Information shown Block Start

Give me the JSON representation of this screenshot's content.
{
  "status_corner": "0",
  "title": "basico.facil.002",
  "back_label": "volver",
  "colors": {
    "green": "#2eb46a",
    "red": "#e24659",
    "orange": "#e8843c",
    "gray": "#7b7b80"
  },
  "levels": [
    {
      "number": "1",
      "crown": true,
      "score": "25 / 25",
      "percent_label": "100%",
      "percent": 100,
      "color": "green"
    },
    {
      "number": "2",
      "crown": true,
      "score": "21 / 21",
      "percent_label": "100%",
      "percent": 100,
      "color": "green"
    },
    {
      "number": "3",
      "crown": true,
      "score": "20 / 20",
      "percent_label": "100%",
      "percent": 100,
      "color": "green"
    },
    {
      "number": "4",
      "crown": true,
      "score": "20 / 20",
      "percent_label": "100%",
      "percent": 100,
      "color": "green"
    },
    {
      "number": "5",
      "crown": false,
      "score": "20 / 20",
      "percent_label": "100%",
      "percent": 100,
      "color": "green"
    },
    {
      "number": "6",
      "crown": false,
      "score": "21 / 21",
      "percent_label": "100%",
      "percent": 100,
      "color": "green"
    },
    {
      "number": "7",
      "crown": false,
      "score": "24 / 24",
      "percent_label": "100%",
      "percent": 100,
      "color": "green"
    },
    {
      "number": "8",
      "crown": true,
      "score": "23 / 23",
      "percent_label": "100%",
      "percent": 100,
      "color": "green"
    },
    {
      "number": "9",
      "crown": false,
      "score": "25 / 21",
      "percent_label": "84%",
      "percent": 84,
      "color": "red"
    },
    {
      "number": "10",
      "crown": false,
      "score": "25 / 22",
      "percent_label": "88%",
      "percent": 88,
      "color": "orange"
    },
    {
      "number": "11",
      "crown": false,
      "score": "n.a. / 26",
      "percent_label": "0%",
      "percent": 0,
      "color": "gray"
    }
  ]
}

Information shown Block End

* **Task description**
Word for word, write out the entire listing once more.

* **Exercise output**
Give me the JSON representation of this screenshot's content.
{
  "status_corner": "0",
  "title": "basico.facil.002",
  "back_label": "volver",
  "colors": {
    "green": "#2eb46a",
    "red": "#e24659",
    "orange": "#e8843c",
    "gray": "#7b7b80"
  },
  "levels": [
    {
      "number": "1",
      "crown": true,
      "score": "25 / 25",
      "percent_label": "100%",
      "percent": 100,
      "color": "green"
    },
    {
      "number": "2",
      "crown": true,
      "score": "21 / 21",
      "percent_label": "100%",
      "percent": 100,
      "color": "green"
    },
    {
      "number": "3",
      "crown": true,
      "score": "20 / 20",
      "percent_label": "100%",
      "percent": 100,
      "color": "green"
    },
    {
      "number": "4",
      "crown": true,
      "score": "20 / 20",
      "percent_label": "100%",
      "percent": 100,
      "color": "green"
    },
    {
      "number": "5",
      "crown": false,
      "score": "20 / 20",
      "percent_label": "100%",
      "percent": 100,
      "color": "green"
    },
    {
      "number": "6",
      "crown": false,
      "score": "21 / 21",
      "percent_label": "100%",
      "percent": 100,
      "color": "green"
    },
    {
      "number": "7",
      "crown": false,
      "score": "24 / 24",
      "percent_label": "100%",
      "percent": 100,
      "color": "green"
    },
    {
      "number": "8",
      "crown": true,
      "score": "23 / 23",
      "percent_label": "100%",
      "percent": 100,
      "color": "green"
    },
    {
      "number": "9",
      "crown": false,
      "score": "25 / 21",
      "percent_label": "84%",
      "percent": 84,
      "color": "red"
    },
    {
      "number": "10",
      "crown": false,
      "score": "25 / 22",
      "percent_label": "88%",
      "percent": 88,
      "color": "orange"
    },
    {
      "number": "11",
      "crown": false,
      "score": "n.a. / 26",
      "percent_label": "0%",
      "percent": 0,
      "color": "gray"
    }
  ]
}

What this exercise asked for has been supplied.